Comment Letter Submitted to the MBTA

I’ve transmitted my comment letter to the MBTA and will be following up with continuing communications to oppose service cuts.   You can view the letter here.

You will see that it is consistent with my recent statement of views about the MBTA cuts, and consistent with the comments on my previous draft letter to the MBTA.

Thanks so very much to all of who have contacted me on this issue. I have appreciated your input.

Published by Will Brownsberger

Will Brownsberger is State Senator from the Second Suffolk and Middlesex District.

7 replies on “Comment Letter Submitted to the MBTA”

    1. Hi, Will. Thanks for writing the great letter.

      I read the MBTA announcement, but couldn’t figure out which 4 buses will be cut and which 14 bus routes will be reduced and how. Can you provide a link to the detailed info? Thanks!

  1. Thanks Will for standing up for those who don’t have cars or don’t want to drive their cars into the City. Eliminating established bus routes is simply absurd to me. Every day the roads seem to be more congested. Why would the Commonwealth want more cars on the road? Why would the Commonwealth want its residents to use more fossil fuels? Why would the Commonwealth want more air pollution? I accept the idea that there is a need for more revenue. Perhaps a more sophisticated fare system? How about instituting a system where you pay based on distance traveled, similar to the Metro system in D.C.? Leave the morning and evening rush hour trips in tact and drastically reduce but not entirely eliminate, the trips during the day. Its a compromise. Karen

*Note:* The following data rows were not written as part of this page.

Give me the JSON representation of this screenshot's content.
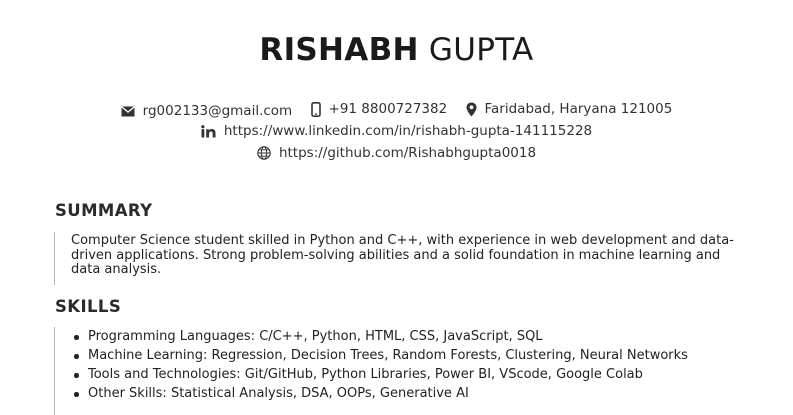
{
  "header": {
    "first_name": "RISHABH",
    "last_name": "GUPTA"
  },
  "contact": {
    "email": "rg002133@gmail.com",
    "phone": "+91 8800727382",
    "location": "Faridabad, Haryana 121005",
    "linkedin": "https://www.linkedin.com/in/rishabh-gupta-141115228",
    "github": "https://github.com/Rishabhgupta0018",
    "icons": [
      "envelope-icon",
      "phone-icon",
      "location-pin-icon",
      "linkedin-icon",
      "globe-icon"
    ]
  },
  "summary": {
    "title": "SUMMARY",
    "text": "Computer Science student skilled in Python and C++, with experience in web development and data-driven applications. Strong problem-solving abilities and a solid foundation in machine learning and data analysis."
  },
  "skills": {
    "title": "SKILLS",
    "items": [
      "Programming Languages: C/C++, Python, HTML, CSS, JavaScript, SQL",
      "Machine Learning: Regression, Decision Trees, Random Forests, Clustering, Neural Networks",
      "Tools and Technologies: Git/GitHub, Python Libraries, Power BI, VScode, Google Colab",
      "Other Skills: Statistical Analysis, DSA, OOPs, Generative AI"
    ]
  },
  "colors": {
    "text": "#222222",
    "divider": "#b8b8b8"
  }
}
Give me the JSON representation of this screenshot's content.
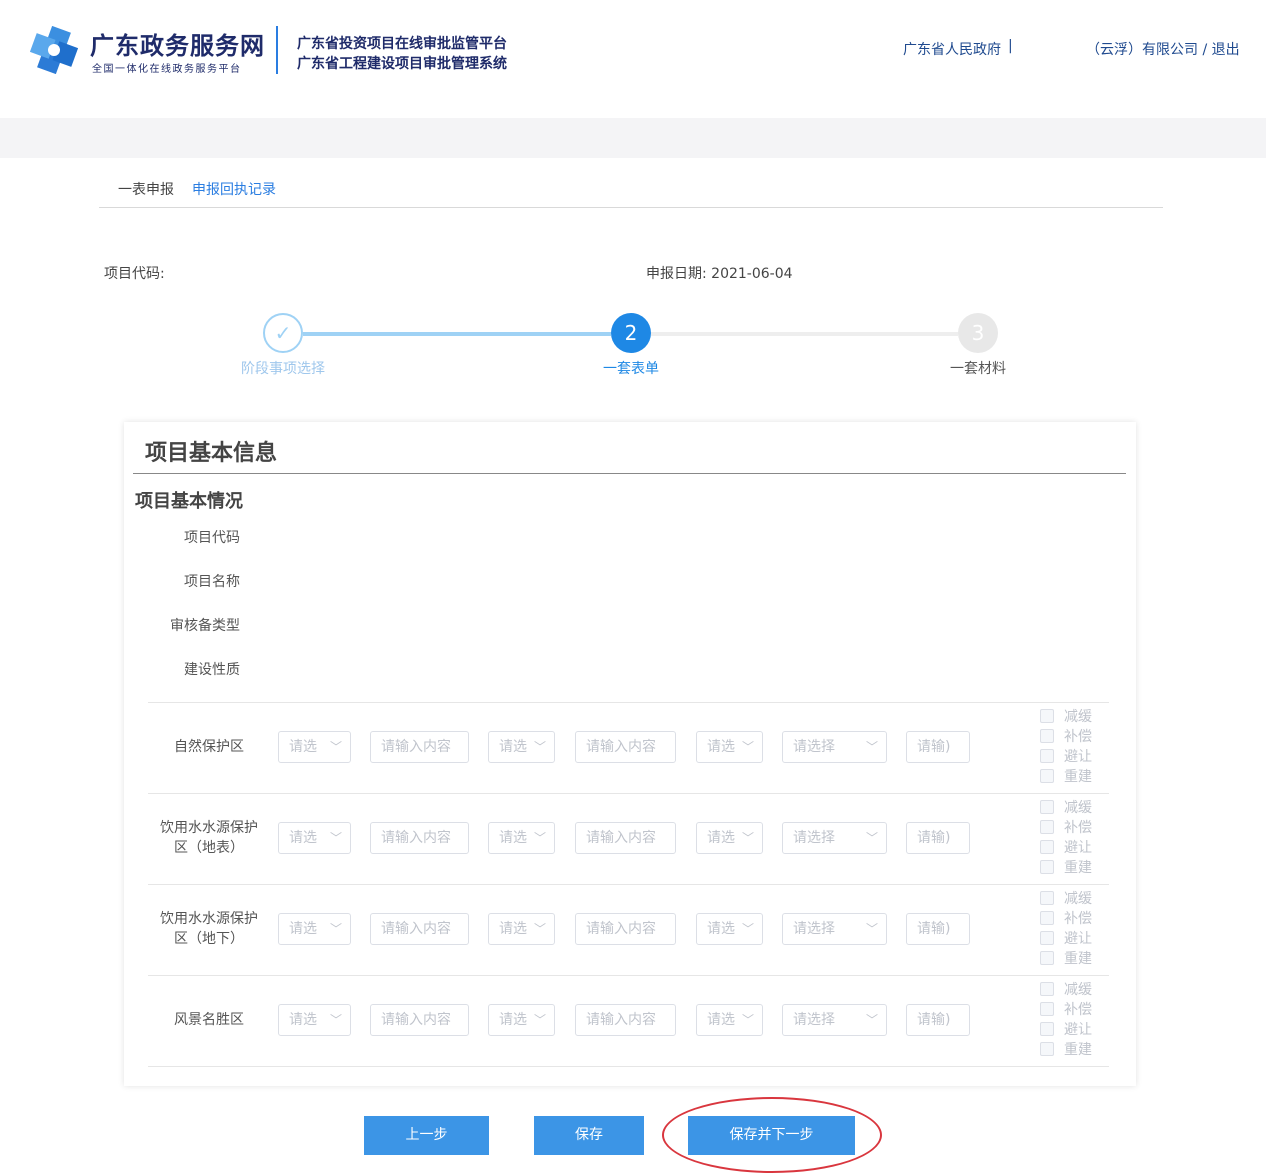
{
  "header": {
    "logo_title": "广东政务服务网",
    "logo_subtitle": "全国一体化在线政务服务平台",
    "platform_line1": "广东省投资项目在线审批监管平台",
    "platform_line2": "广东省工程建设项目审批管理系统",
    "gov_link": "广东省人民政府",
    "separator": "|",
    "user_link": "（云浮）有限公司 / 退出"
  },
  "tabs": [
    {
      "label": "一表申报",
      "active": false
    },
    {
      "label": "申报回执记录",
      "active": true
    }
  ],
  "meta": {
    "project_code_label": "项目代码:",
    "apply_date_label": "申报日期: 2021-06-04"
  },
  "steps": [
    {
      "number": "✓",
      "label": "阶段事项选择",
      "status": "done"
    },
    {
      "number": "2",
      "label": "一套表单",
      "status": "active"
    },
    {
      "number": "3",
      "label": "一套材料",
      "status": "pending"
    }
  ],
  "form": {
    "title": "项目基本信息",
    "section_title": "项目基本情况",
    "fields": [
      {
        "label": "项目代码"
      },
      {
        "label": "项目名称"
      },
      {
        "label": "审核备类型"
      },
      {
        "label": "建设性质"
      }
    ],
    "controls": {
      "select_short": "请选",
      "select_short_2": "请选",
      "select_long": "请选择",
      "input_content": "请输入内容",
      "input_short": "请输)"
    },
    "checkbox_options": [
      "减缓",
      "补偿",
      "避让",
      "重建"
    ],
    "rows": [
      {
        "label": "自然保护区"
      },
      {
        "label": "饮用水水源保护区（地表）"
      },
      {
        "label": "饮用水水源保护区（地下）"
      },
      {
        "label": "风景名胜区"
      }
    ]
  },
  "buttons": {
    "prev": "上一步",
    "save": "保存",
    "save_next": "保存并下一步"
  },
  "colors": {
    "primary": "#1e88e5",
    "button": "#3c95e6",
    "highlight": "#d9363e"
  }
}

  2. Excellent letter to the MBTA.

    I whole-heartedly agree with raising the gasoline tax to prevent fare hikes and cuts in public transportation.

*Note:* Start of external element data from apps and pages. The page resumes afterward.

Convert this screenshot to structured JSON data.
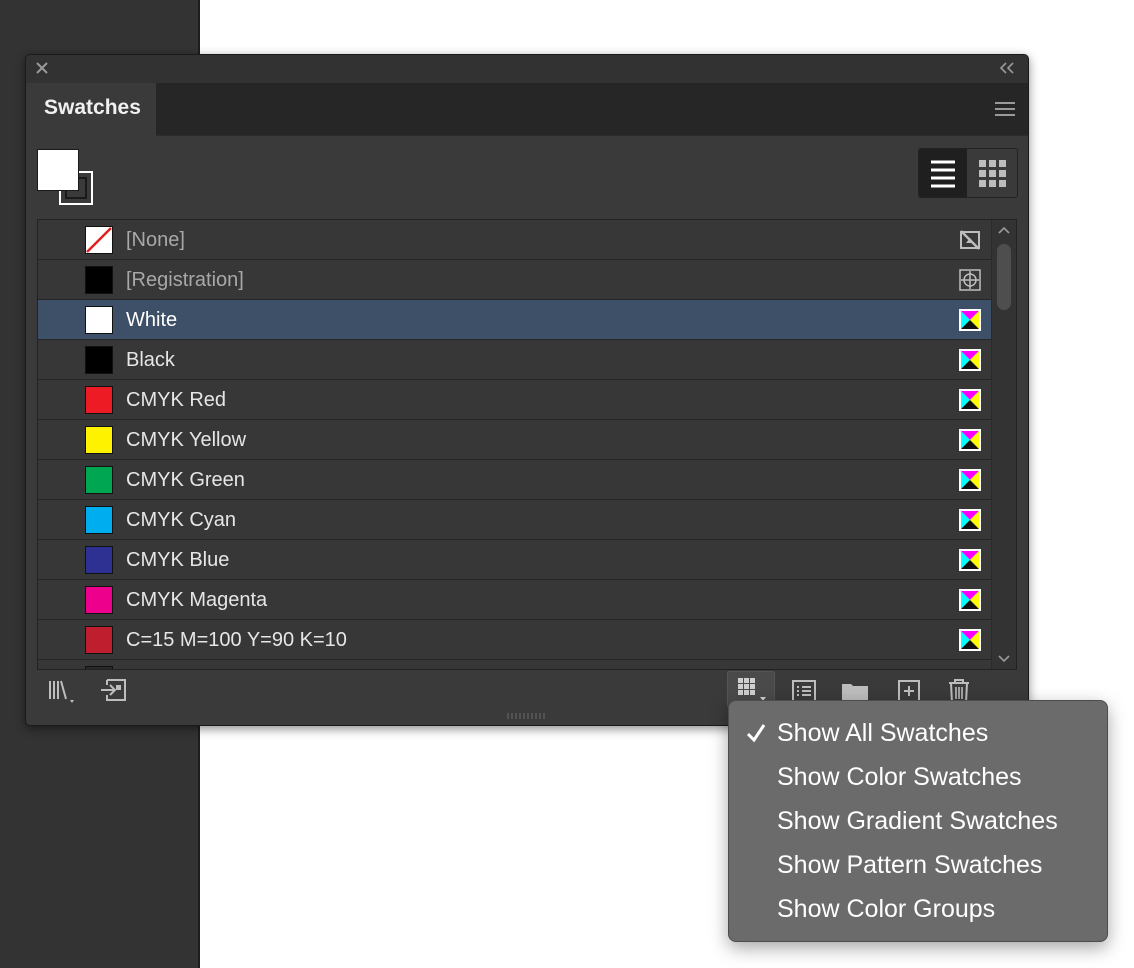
{
  "panel": {
    "tab_label": "Swatches",
    "swatches": [
      {
        "label": "[None]",
        "color": "none",
        "type_icon": "none-not-editable-icon",
        "dim": true
      },
      {
        "label": "[Registration]",
        "color": "#000000",
        "type_icon": "registration-icon",
        "dim": true
      },
      {
        "label": "White",
        "color": "#ffffff",
        "type_icon": "cmyk-process-icon",
        "selected": true
      },
      {
        "label": "Black",
        "color": "#000000",
        "type_icon": "cmyk-process-icon"
      },
      {
        "label": "CMYK Red",
        "color": "#ed1c24",
        "type_icon": "cmyk-process-icon"
      },
      {
        "label": "CMYK Yellow",
        "color": "#fff200",
        "type_icon": "cmyk-process-icon"
      },
      {
        "label": "CMYK Green",
        "color": "#00a651",
        "type_icon": "cmyk-process-icon"
      },
      {
        "label": "CMYK Cyan",
        "color": "#00aeef",
        "type_icon": "cmyk-process-icon"
      },
      {
        "label": "CMYK Blue",
        "color": "#2e3192",
        "type_icon": "cmyk-process-icon"
      },
      {
        "label": "CMYK Magenta",
        "color": "#ec008c",
        "type_icon": "cmyk-process-icon"
      },
      {
        "label": "C=15 M=100 Y=90 K=10",
        "color": "#be1e2d",
        "type_icon": "cmyk-process-icon"
      }
    ],
    "bottom_icons": [
      "swatch-libraries-icon",
      "place-swatches-icon",
      "show-swatch-kinds-icon",
      "swatch-options-icon",
      "new-color-group-icon",
      "new-swatch-icon",
      "delete-swatch-icon"
    ],
    "fill_color": "#ffffff",
    "selected_row_color": "#3d5068"
  },
  "popup_menu": {
    "items": [
      {
        "label": "Show All Swatches",
        "checked": true
      },
      {
        "label": "Show Color Swatches",
        "checked": false
      },
      {
        "label": "Show Gradient Swatches",
        "checked": false
      },
      {
        "label": "Show Pattern Swatches",
        "checked": false
      },
      {
        "label": "Show Color Groups",
        "checked": false
      }
    ]
  }
}
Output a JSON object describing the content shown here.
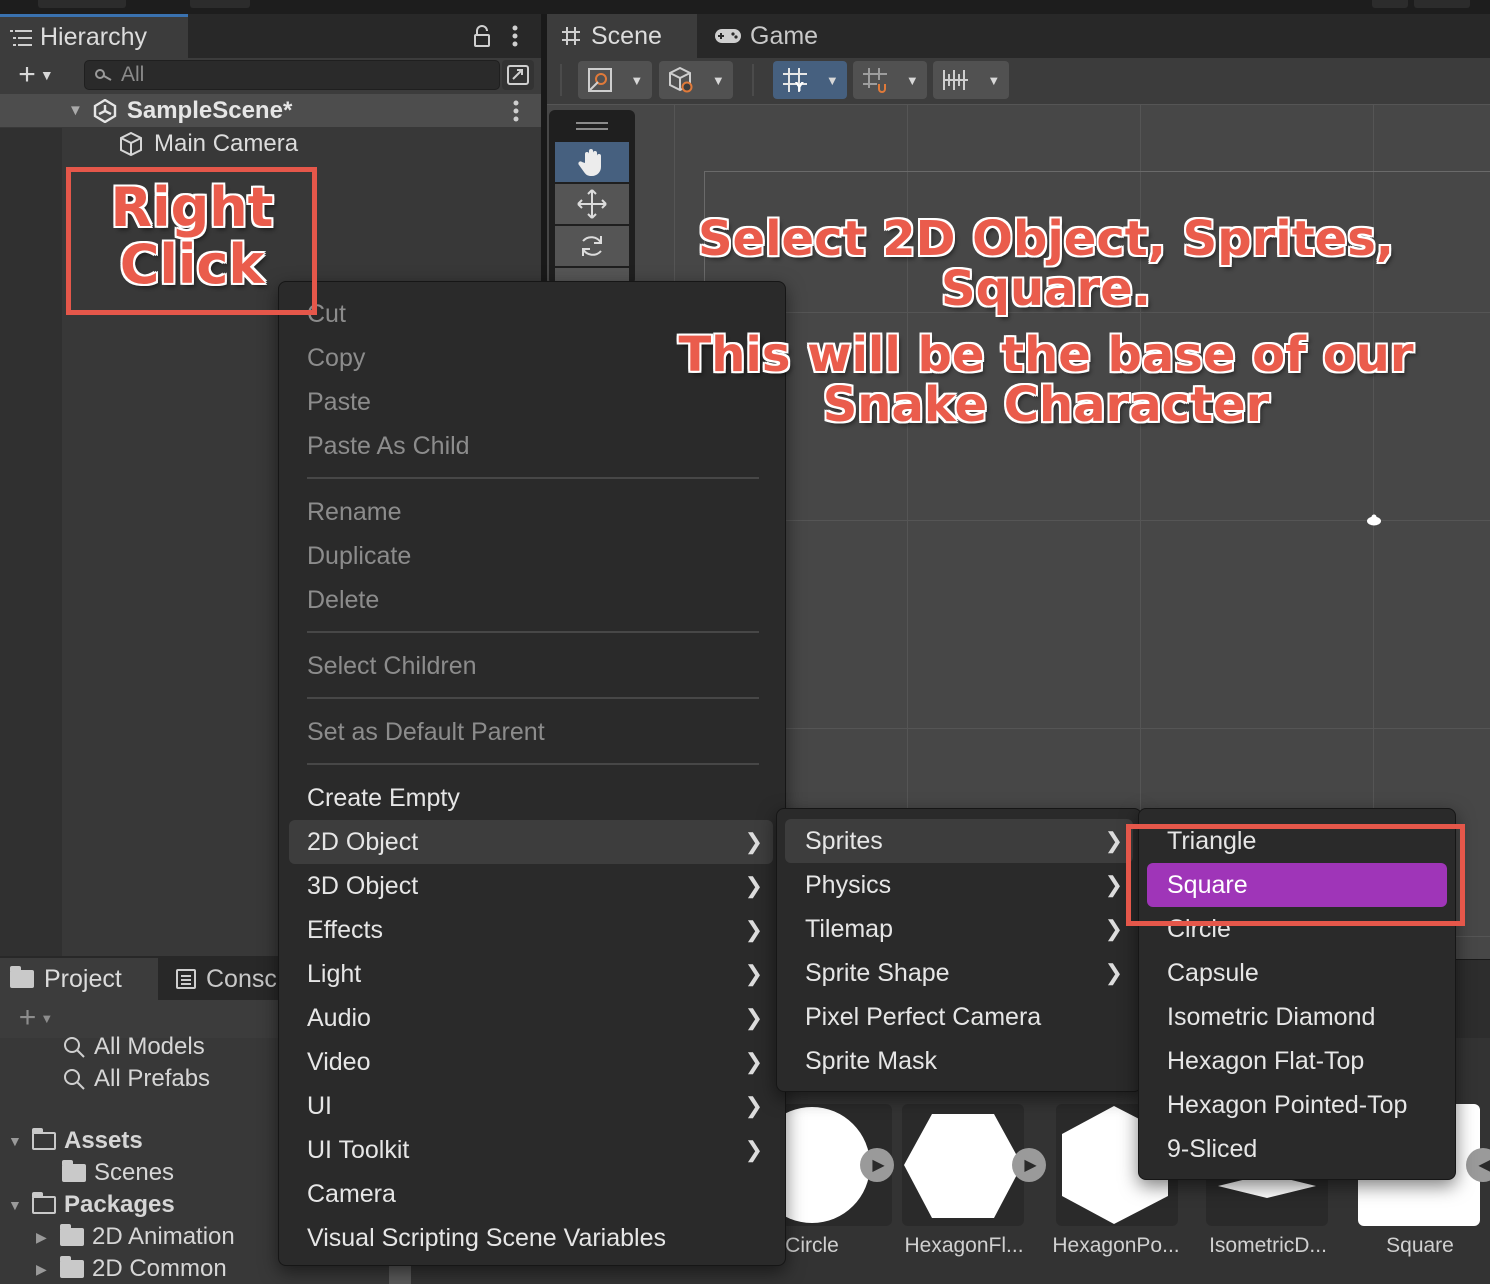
{
  "hierarchy": {
    "tab_label": "Hierarchy",
    "search_placeholder": "All",
    "scene_name": "SampleScene*",
    "objects": [
      "Main Camera"
    ]
  },
  "scene_panel": {
    "tabs": [
      {
        "label": "Scene",
        "icon": "grid-icon",
        "active": true
      },
      {
        "label": "Game",
        "icon": "gamepad-icon",
        "active": false
      }
    ]
  },
  "project_panel": {
    "tabs": [
      {
        "label": "Project",
        "icon": "folder-icon"
      },
      {
        "label": "Console",
        "visible_label": "Consc",
        "icon": "console-icon"
      }
    ],
    "searches": [
      "All Models",
      "All Prefabs"
    ],
    "tree": [
      {
        "label": "Assets",
        "expanded": true
      },
      {
        "label": "Scenes"
      },
      {
        "label": "Packages",
        "expanded": true
      },
      {
        "label": "2D Animation"
      },
      {
        "label": "2D Common"
      }
    ],
    "assets": [
      "Circle",
      "HexagonFl...",
      "HexagonPo...",
      "IsometricD...",
      "Square"
    ]
  },
  "context_menu": {
    "main": [
      {
        "label": "Cut",
        "enabled": false
      },
      {
        "label": "Copy",
        "enabled": false
      },
      {
        "label": "Paste",
        "enabled": false
      },
      {
        "label": "Paste As Child",
        "enabled": false
      },
      {
        "label": "Rename",
        "enabled": false
      },
      {
        "label": "Duplicate",
        "enabled": false
      },
      {
        "label": "Delete",
        "enabled": false
      },
      {
        "label": "Select Children",
        "enabled": false
      },
      {
        "label": "Set as Default Parent",
        "enabled": false
      },
      {
        "label": "Create Empty",
        "enabled": true
      },
      {
        "label": "2D Object",
        "enabled": true,
        "submenu": true
      },
      {
        "label": "3D Object",
        "enabled": true,
        "submenu": true
      },
      {
        "label": "Effects",
        "enabled": true,
        "submenu": true
      },
      {
        "label": "Light",
        "enabled": true,
        "submenu": true
      },
      {
        "label": "Audio",
        "enabled": true,
        "submenu": true
      },
      {
        "label": "Video",
        "enabled": true,
        "submenu": true
      },
      {
        "label": "UI",
        "enabled": true,
        "submenu": true
      },
      {
        "label": "UI Toolkit",
        "enabled": true,
        "submenu": true
      },
      {
        "label": "Camera",
        "enabled": true
      },
      {
        "label": "Visual Scripting Scene Variables",
        "enabled": true
      }
    ],
    "object_2d": [
      {
        "label": "Sprites",
        "submenu": true
      },
      {
        "label": "Physics",
        "submenu": true
      },
      {
        "label": "Tilemap",
        "submenu": true
      },
      {
        "label": "Sprite Shape",
        "submenu": true
      },
      {
        "label": "Pixel Perfect Camera"
      },
      {
        "label": "Sprite Mask"
      }
    ],
    "sprites": [
      {
        "label": "Triangle"
      },
      {
        "label": "Square",
        "selected": true
      },
      {
        "label": "Circle"
      },
      {
        "label": "Capsule"
      },
      {
        "label": "Isometric Diamond"
      },
      {
        "label": "Hexagon Flat-Top"
      },
      {
        "label": "Hexagon Pointed-Top"
      },
      {
        "label": "9-Sliced"
      }
    ]
  },
  "annotations": {
    "right_click": "Right Click",
    "instruction_1": "Select 2D Object, Sprites, Square.",
    "instruction_2": "This will be the base of our Snake Character"
  },
  "colors": {
    "selection_highlight": "#9f35b8",
    "annotation_red": "#e5574a",
    "active_tool_blue": "#46607f"
  }
}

    There should be broad support to increase the gasoline tax as the impact of a poorly-functioning transportation system and benefits of raising the gasoline tax are recognized. Drivers support measures to reduce congestion and reduce demand for (and thus price of) gasoline, and good transportation helps businesses. Revenue is also needed to invest in highway and bridge infrastructure.

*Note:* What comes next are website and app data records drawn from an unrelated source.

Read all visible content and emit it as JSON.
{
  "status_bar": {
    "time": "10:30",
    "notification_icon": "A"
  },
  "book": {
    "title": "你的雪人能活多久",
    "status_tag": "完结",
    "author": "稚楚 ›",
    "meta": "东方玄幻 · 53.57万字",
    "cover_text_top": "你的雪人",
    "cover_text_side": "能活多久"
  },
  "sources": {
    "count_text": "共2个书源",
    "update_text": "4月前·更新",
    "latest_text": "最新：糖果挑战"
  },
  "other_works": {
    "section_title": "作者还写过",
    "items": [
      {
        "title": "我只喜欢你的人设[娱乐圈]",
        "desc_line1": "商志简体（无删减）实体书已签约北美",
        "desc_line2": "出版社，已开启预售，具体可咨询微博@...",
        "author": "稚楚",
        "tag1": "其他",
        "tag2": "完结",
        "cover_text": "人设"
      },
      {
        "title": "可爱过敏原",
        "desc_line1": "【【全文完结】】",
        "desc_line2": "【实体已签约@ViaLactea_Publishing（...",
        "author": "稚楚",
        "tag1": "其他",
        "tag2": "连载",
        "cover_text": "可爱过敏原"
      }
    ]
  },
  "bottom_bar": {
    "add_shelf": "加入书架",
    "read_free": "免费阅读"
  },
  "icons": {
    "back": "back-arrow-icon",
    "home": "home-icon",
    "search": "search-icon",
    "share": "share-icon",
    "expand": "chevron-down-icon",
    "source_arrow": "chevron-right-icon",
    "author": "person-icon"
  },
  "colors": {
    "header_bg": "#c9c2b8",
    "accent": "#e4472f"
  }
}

  3. I looked at the little booklet the MBTA was distributing and the item that stuck was the huge increase on fares for senior citizens ( I couldn’t tell how and where they applied) but it was a bit shocking to see increases in the order of 175%. Even if such fares have been very low for a long time it can’t be good news for older people with very limited income who rely on public transportation.

Comments are closed.